‘There are two kinds of confidence which a reader may have in his author … There is a confidence in facts and a confidence in vision. The one man tells you accurately what has been. The other suggests to you what may, or perhaps what must have been, or what ought to have been. The former require simple faith. The latter calls upon you to judge for yourself, and form your own conclusions. … Research is the weapon used by the former; observation by the latter. Either may be false,—wilfully false; as also may either be steadfastly true. As to that, the reader must judge for himself. But the man who writes currente calamo [with a running pen], who works with a rapidity which will not admit of accuracy, may be as true, and in one sense as trustworthy, as he who bases every word upon a rock of facts. I have written very much as I have, travelled about; and though I have been very inaccurate, I have always written the exact truth as I saw it ;—and I have, I think, drawn my pictures correctly.’ (Autobiography, ch. 7)

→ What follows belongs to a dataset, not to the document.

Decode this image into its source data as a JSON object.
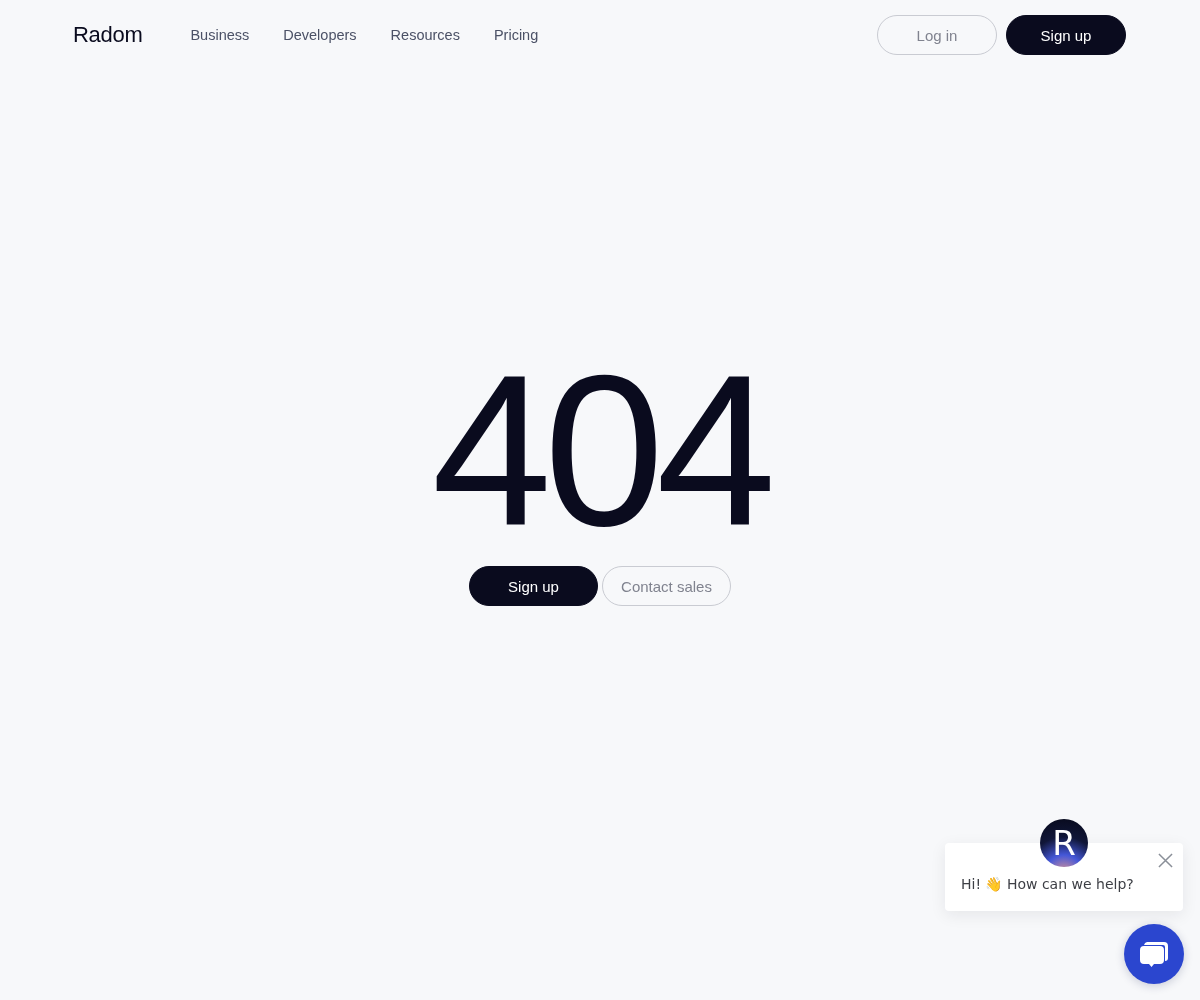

Correctness, then, rather than accuracy, as the Trollopean standard for the novel. Writing The Eustace Diamonds just one year before Nietzsche composed ‘On Truth and Lies in a Non-moral Sense’—his first major reflection on the merely conventional status of moral truths—Trollope is, of course, no Nietzschean iconoclast. But there are few English novels of the nineteenth century that so vividly open up the question of why lies should be of more than moral interest to us, and what they might have to tell us about the compromises we all of us make, every day, with the ideal of truth telling.

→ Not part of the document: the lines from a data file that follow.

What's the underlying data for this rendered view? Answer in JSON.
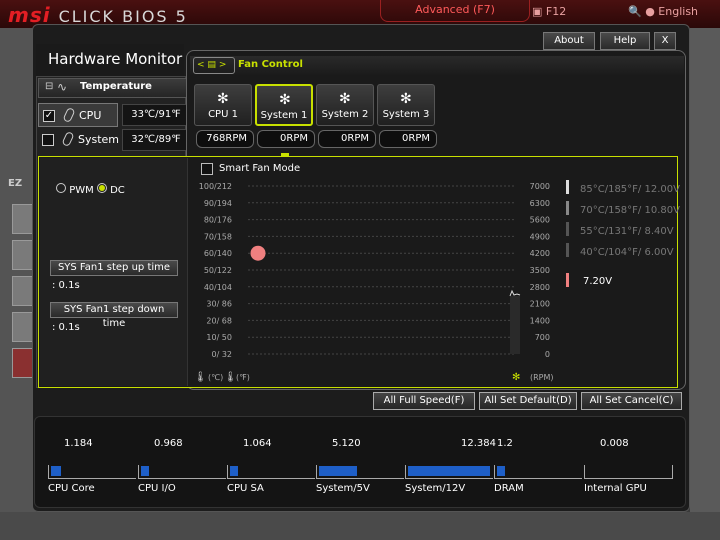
{
  "bios": {
    "brand": "msi",
    "product": "CLICK BIOS 5",
    "advanced_label": "Advanced (F7)",
    "f12_label": "F12",
    "language": "English",
    "ez_label": "EZ"
  },
  "window": {
    "title": "Hardware Monitor",
    "about_label": "About",
    "help_label": "Help",
    "close_label": "X"
  },
  "temperature": {
    "header": "Temperature",
    "rows": [
      {
        "name": "CPU",
        "value": "33℃/91℉",
        "checked": true
      },
      {
        "name": "System",
        "value": "32℃/89℉",
        "checked": false
      }
    ]
  },
  "fan_control": {
    "breadcrumb_back": "<",
    "breadcrumb_fwd": ">",
    "title": "Fan Control",
    "tabs": [
      {
        "label": "CPU 1",
        "rpm": "768RPM"
      },
      {
        "label": "System 1",
        "rpm": "0RPM"
      },
      {
        "label": "System 2",
        "rpm": "0RPM"
      },
      {
        "label": "System 3",
        "rpm": "0RPM"
      }
    ],
    "selected_tab": 1,
    "pwm_label": "PWM",
    "dc_label": "DC",
    "mode_selected": "DC",
    "smart_fan_mode": "Smart Fan Mode",
    "step_up_label": "SYS Fan1 step up time",
    "step_up_value": ": 0.1s",
    "step_down_label": "SYS Fan1 step down time",
    "step_down_value": ": 0.1s",
    "unit_c": "(℃)",
    "unit_f": "(℉)",
    "unit_rpm": "(RPM)"
  },
  "chart_data": {
    "type": "line",
    "temp_axis": [
      "100/212",
      "90/194",
      "80/176",
      "70/158",
      "60/140",
      "50/122",
      "40/104",
      "30/ 86",
      "20/ 68",
      "10/ 50",
      "0/ 32"
    ],
    "rpm_axis": [
      "7000",
      "6300",
      "5600",
      "4900",
      "4200",
      "3500",
      "2800",
      "2100",
      "1400",
      "700",
      "0"
    ],
    "current_point": {
      "temp_c": 60,
      "label": "current"
    },
    "voltage_levels": [
      {
        "label": "85°C/185°F/  12.00V",
        "active": false
      },
      {
        "label": "70°C/158°F/  10.80V",
        "active": false
      },
      {
        "label": "55°C/131°F/   8.40V",
        "active": false
      },
      {
        "label": "40°C/104°F/   6.00V",
        "active": false
      }
    ],
    "current_voltage": "7.20V"
  },
  "actions": {
    "full_speed": "All Full Speed(F)",
    "set_default": "All Set Default(D)",
    "set_cancel": "All Set Cancel(C)"
  },
  "voltages": [
    {
      "name": "CPU Core",
      "value": "1.184",
      "fill": 0.12
    },
    {
      "name": "CPU I/O",
      "value": "0.968",
      "fill": 0.1
    },
    {
      "name": "CPU SA",
      "value": "1.064",
      "fill": 0.1
    },
    {
      "name": "System/5V",
      "value": "5.120",
      "fill": 0.45
    },
    {
      "name": "System/12V",
      "value": "12.384",
      "fill": 0.98
    },
    {
      "name": "DRAM",
      "value": "1.2",
      "fill": 0.1
    },
    {
      "name": "Internal GPU",
      "value": "0.008",
      "fill": 0.0
    }
  ]
}
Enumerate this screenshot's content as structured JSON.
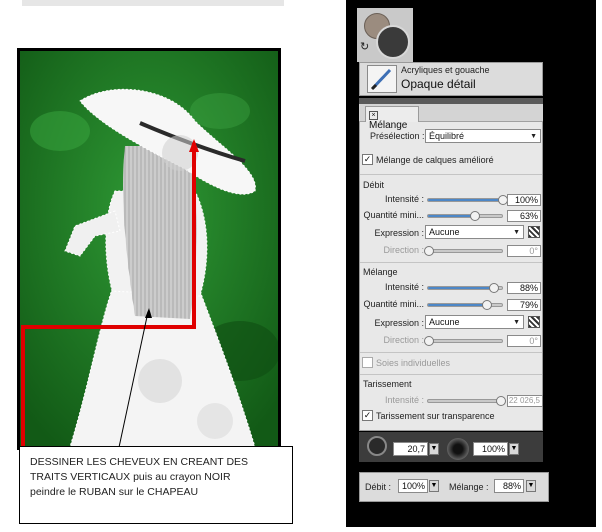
{
  "note": {
    "line1": "DESSINER LES CHEVEUX  EN CREANT DES",
    "line2": "TRAITS VERTICAUX   puis au crayon NOIR",
    "line3": "peindre le RUBAN sur le CHAPEAU"
  },
  "tool": {
    "category": "Acryliques et gouache",
    "variant": "Opaque détail"
  },
  "mix_panel": {
    "tab_label": "Mélange",
    "preset_label": "Présélection :",
    "preset_value": "Équilibré",
    "layer_mix_label": "Mélange de calques amélioré",
    "layer_mix_checked": "✓",
    "debit": {
      "title": "Débit",
      "intensity_label": "Intensité :",
      "intensity_value": "100%",
      "intensity_level": 1.0,
      "min_qty_label": "Quantité mini...",
      "min_qty_value": "63%",
      "min_qty_level": 0.63,
      "expression_label": "Expression :",
      "expression_value": "Aucune",
      "direction_label": "Direction :",
      "direction_value": "0°"
    },
    "melange": {
      "title": "Mélange",
      "intensity_label": "Intensité :",
      "intensity_value": "88%",
      "intensity_level": 0.88,
      "min_qty_label": "Quantité mini...",
      "min_qty_value": "79%",
      "min_qty_level": 0.79,
      "expression_label": "Expression :",
      "expression_value": "Aucune",
      "direction_label": "Direction :",
      "direction_value": "0°"
    },
    "soies_label": "Soies individuelles",
    "tarissement": {
      "title": "Tarissement",
      "intensity_label": "Intensité :",
      "intensity_value": "22 026,5",
      "transparency_label": "Tarissement sur transparence",
      "transparency_checked": "✓"
    }
  },
  "brush_bar": {
    "size_value": "20,7",
    "opacity_value": "100%"
  },
  "status_bar": {
    "debit_label": "Débit :",
    "debit_value": "100%",
    "melange_label": "Mélange :",
    "melange_value": "88%"
  },
  "colors": {
    "panel_bg": "#000000",
    "accent_slider": "#4d87c7",
    "annotation_red": "#e00000",
    "painting_green": "#1f7a22"
  }
}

Helen Small is Tutor and Jonathan and Julia Aisbitt Fellow in English Literature at the University of Oxford. She is the author of The Long Life, which won the Truman Capote Award for Literary Criticism in 2008, and the editor of the Oxford World’s Classics edition of The Eustace Diamonds.
 Charles C. Dike, Madelon Baranoski, and Ezra E. H. Griffith, ‘Pathological Lying Revisited’, Journal of the American Academy of Psychiatry Law 33 (2005), 342-9 (343).